AVAILABLE DATA ▸
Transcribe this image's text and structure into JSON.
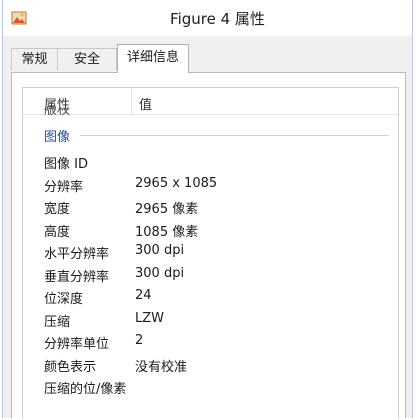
{
  "window": {
    "title": "Figure 4 属性",
    "icon": "image-file-icon"
  },
  "tabs": [
    {
      "label": "常规",
      "active": false
    },
    {
      "label": "安全",
      "active": false
    },
    {
      "label": "详细信息",
      "active": true
    }
  ],
  "list": {
    "columns": {
      "property": "属性",
      "value": "值"
    },
    "partial_row": "版权",
    "group": "图像",
    "rows": [
      {
        "property": "图像 ID",
        "value": ""
      },
      {
        "property": "分辨率",
        "value": "2965 x 1085"
      },
      {
        "property": "宽度",
        "value": "2965 像素"
      },
      {
        "property": "高度",
        "value": "1085 像素"
      },
      {
        "property": "水平分辨率",
        "value": "300 dpi"
      },
      {
        "property": "垂直分辨率",
        "value": "300 dpi"
      },
      {
        "property": "位深度",
        "value": "24"
      },
      {
        "property": "压缩",
        "value": "LZW"
      },
      {
        "property": "分辨率单位",
        "value": "2"
      },
      {
        "property": "颜色表示",
        "value": "没有校准"
      },
      {
        "property": "压缩的位/像素",
        "value": ""
      }
    ]
  },
  "colors": {
    "group_label": "#1e4fa3",
    "window_border": "#b5c7e0"
  }
}
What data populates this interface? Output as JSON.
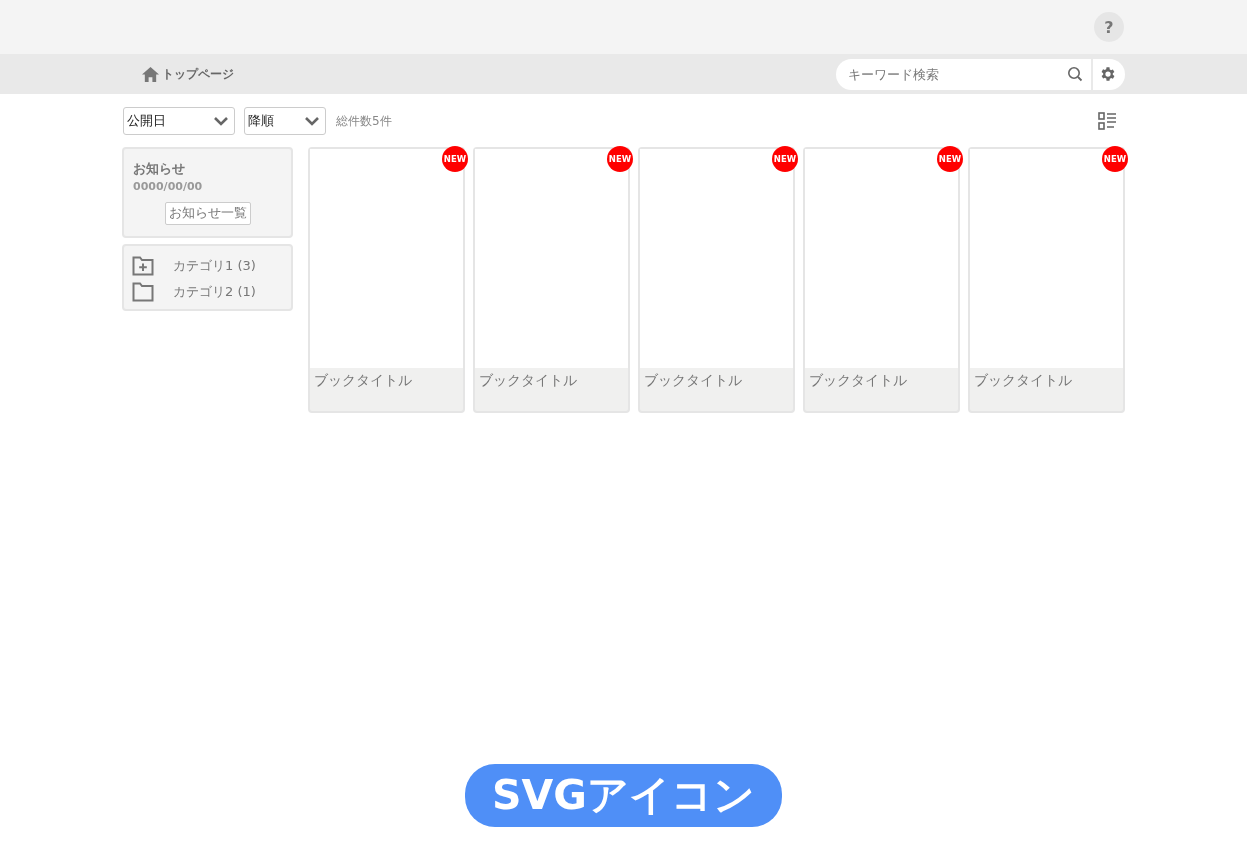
{
  "header": {
    "help": "?"
  },
  "nav": {
    "home": "トップページ",
    "search": {
      "placeholder": "キーワード検索"
    }
  },
  "toolbar": {
    "sort_field": "公開日",
    "sort_order": "降順",
    "total": "総件数5件"
  },
  "notice": {
    "title": "お知らせ",
    "date": "0000/00/00",
    "button": "お知らせ一覧"
  },
  "categories": [
    {
      "label": "カテゴリ1 (3)",
      "kind": "expandable"
    },
    {
      "label": "カテゴリ2 (1)",
      "kind": "plain"
    }
  ],
  "books": [
    {
      "title": "ブックタイトル",
      "badge": "NEW"
    },
    {
      "title": "ブックタイトル",
      "badge": "NEW"
    },
    {
      "title": "ブックタイトル",
      "badge": "NEW"
    },
    {
      "title": "ブックタイトル",
      "badge": "NEW"
    },
    {
      "title": "ブックタイトル",
      "badge": "NEW"
    }
  ],
  "caption": "SVGアイコン"
}
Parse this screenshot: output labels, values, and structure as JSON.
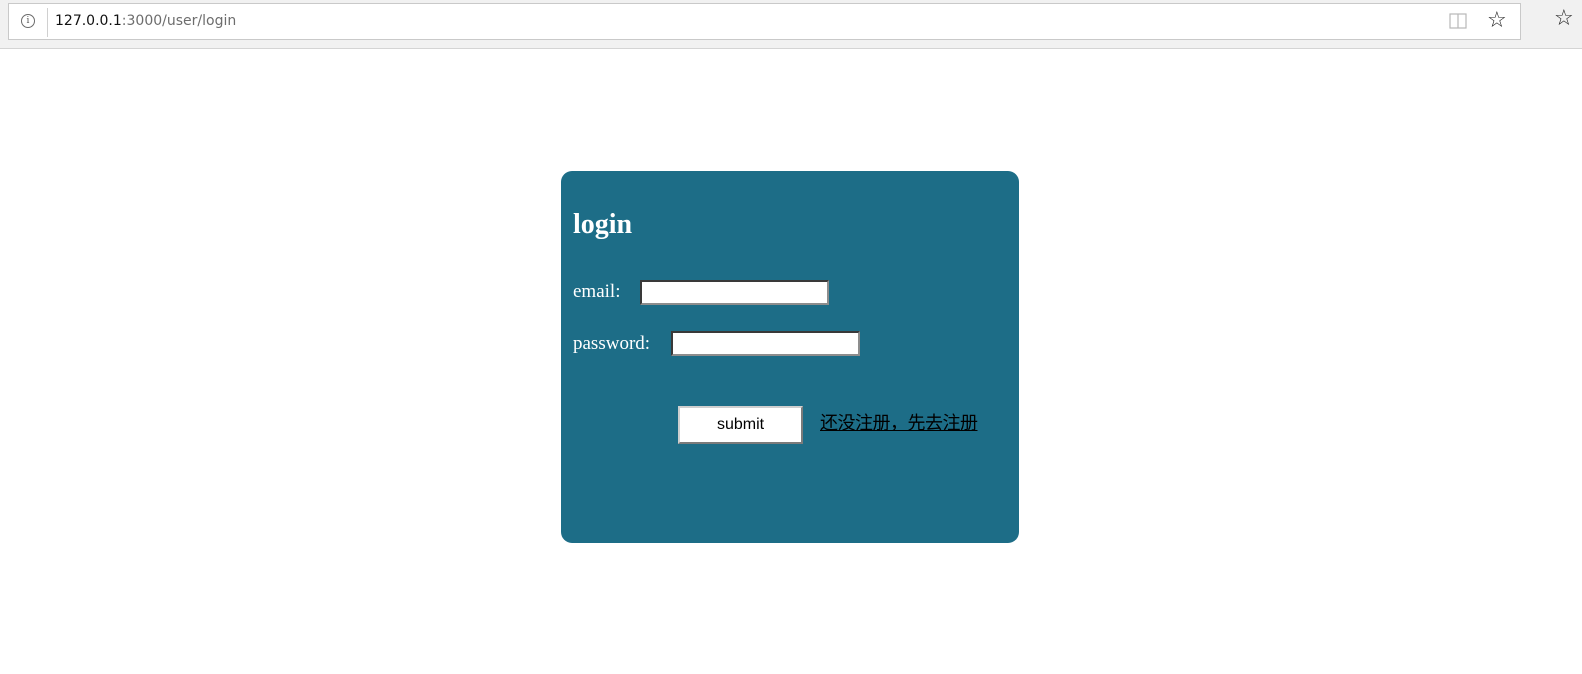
{
  "browser": {
    "url_host": "127.0.0.1",
    "url_path": ":3000/user/login",
    "icons": [
      "info-icon",
      "reading-view-icon",
      "favorite-star-icon",
      "favorites-icon"
    ]
  },
  "login": {
    "title": "login",
    "email_label": "email:",
    "email_value": "",
    "password_label": "password:",
    "password_value": "",
    "submit_label": "submit",
    "register_link": "还没注册，先去注册",
    "card_color": "#1d6d87"
  }
}
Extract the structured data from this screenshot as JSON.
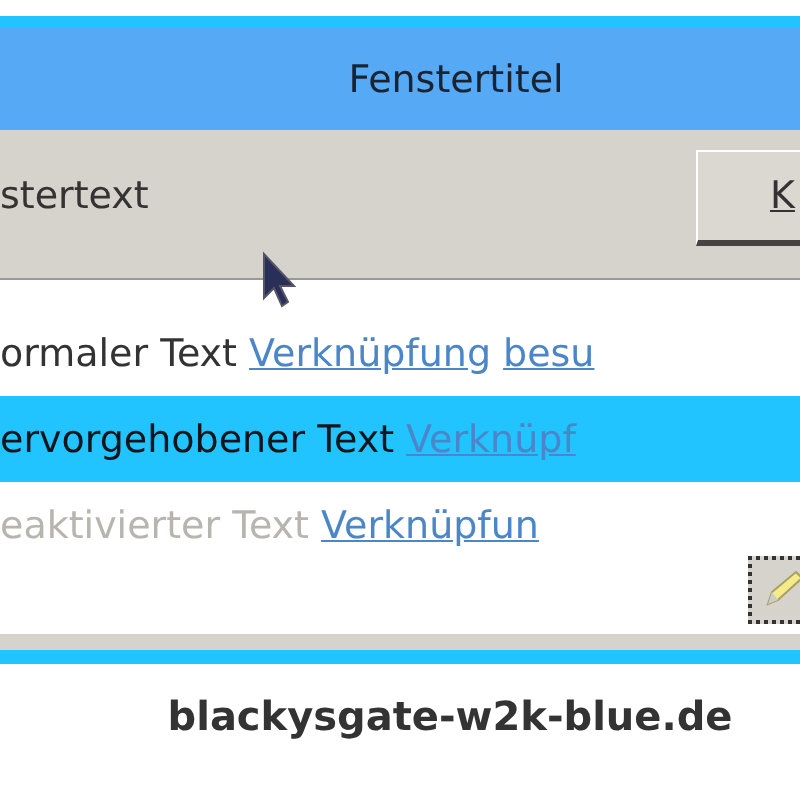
{
  "window": {
    "title": "Fenstertitel"
  },
  "panel": {
    "text": "stertext",
    "button": "K"
  },
  "lines": [
    {
      "text": "ormaler Text",
      "selected": false,
      "disabled": false,
      "links": [
        "Verknüpfung",
        "besu"
      ]
    },
    {
      "text": "ervorgehobener Text",
      "selected": true,
      "disabled": false,
      "links": [
        "Verknüpf"
      ]
    },
    {
      "text": "eaktivierter Text",
      "selected": false,
      "disabled": true,
      "links": [
        "Verknüpfun"
      ]
    }
  ],
  "caption": "blackysgate-w2k-blue.de"
}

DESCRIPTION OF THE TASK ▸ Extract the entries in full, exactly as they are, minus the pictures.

RESPONSE BOX ▸
Transcribe this image's text and structure into JSON.
{
  "window": {
    "title": "Figure 4 属性",
    "icon": "image-file-icon"
  },
  "tabs": [
    {
      "label": "常规",
      "active": false
    },
    {
      "label": "安全",
      "active": false
    },
    {
      "label": "详细信息",
      "active": true
    }
  ],
  "list": {
    "columns": {
      "property": "属性",
      "value": "值"
    },
    "partial_row": "版权",
    "group": "图像",
    "rows": [
      {
        "property": "图像 ID",
        "value": ""
      },
      {
        "property": "分辨率",
        "value": "2965 x 1085"
      },
      {
        "property": "宽度",
        "value": "2965 像素"
      },
      {
        "property": "高度",
        "value": "1085 像素"
      },
      {
        "property": "水平分辨率",
        "value": "300 dpi"
      },
      {
        "property": "垂直分辨率",
        "value": "300 dpi"
      },
      {
        "property": "位深度",
        "value": "24"
      },
      {
        "property": "压缩",
        "value": "LZW"
      },
      {
        "property": "分辨率单位",
        "value": "2"
      },
      {
        "property": "颜色表示",
        "value": "没有校准"
      },
      {
        "property": "压缩的位/像素",
        "value": ""
      }
    ]
  },
  "colors": {
    "group_label": "#1e4fa3",
    "window_border": "#b5c7e0"
  }
}
What data populates this interface? Output as JSON.
{
  "header": {
    "help": "?"
  },
  "nav": {
    "home": "トップページ",
    "search": {
      "placeholder": "キーワード検索"
    }
  },
  "toolbar": {
    "sort_field": "公開日",
    "sort_order": "降順",
    "total": "総件数5件"
  },
  "notice": {
    "title": "お知らせ",
    "date": "0000/00/00",
    "button": "お知らせ一覧"
  },
  "categories": [
    {
      "label": "カテゴリ1 (3)",
      "kind": "expandable"
    },
    {
      "label": "カテゴリ2 (1)",
      "kind": "plain"
    }
  ],
  "books": [
    {
      "title": "ブックタイトル",
      "badge": "NEW"
    },
    {
      "title": "ブックタイトル",
      "badge": "NEW"
    },
    {
      "title": "ブックタイトル",
      "badge": "NEW"
    },
    {
      "title": "ブックタイトル",
      "badge": "NEW"
    },
    {
      "title": "ブックタイトル",
      "badge": "NEW"
    }
  ],
  "caption": "SVGアイコン"
}
Parse this screenshot: output labels, values, and structure as JSON.
{
  "browser": {
    "url_host": "127.0.0.1",
    "url_path": ":3000/user/login",
    "icons": [
      "info-icon",
      "reading-view-icon",
      "favorite-star-icon",
      "favorites-icon"
    ]
  },
  "login": {
    "title": "login",
    "email_label": "email:",
    "email_value": "",
    "password_label": "password:",
    "password_value": "",
    "submit_label": "submit",
    "register_link": "还没注册，先去注册",
    "card_color": "#1d6d87"
  }
}
Extract the structured data from this screenshot as JSON.
{
  "window": {
    "title": "Fenstertitel"
  },
  "panel": {
    "text": "stertext",
    "button": "K"
  },
  "lines": [
    {
      "text": "ormaler Text",
      "selected": false,
      "disabled": false,
      "links": [
        "Verknüpfung",
        "besu"
      ]
    },
    {
      "text": "ervorgehobener Text",
      "selected": true,
      "disabled": false,
      "links": [
        "Verknüpf"
      ]
    },
    {
      "text": "eaktivierter Text",
      "selected": false,
      "disabled": true,
      "links": [
        "Verknüpfun"
      ]
    }
  ],
  "caption": "blackysgate-w2k-blue.de"
}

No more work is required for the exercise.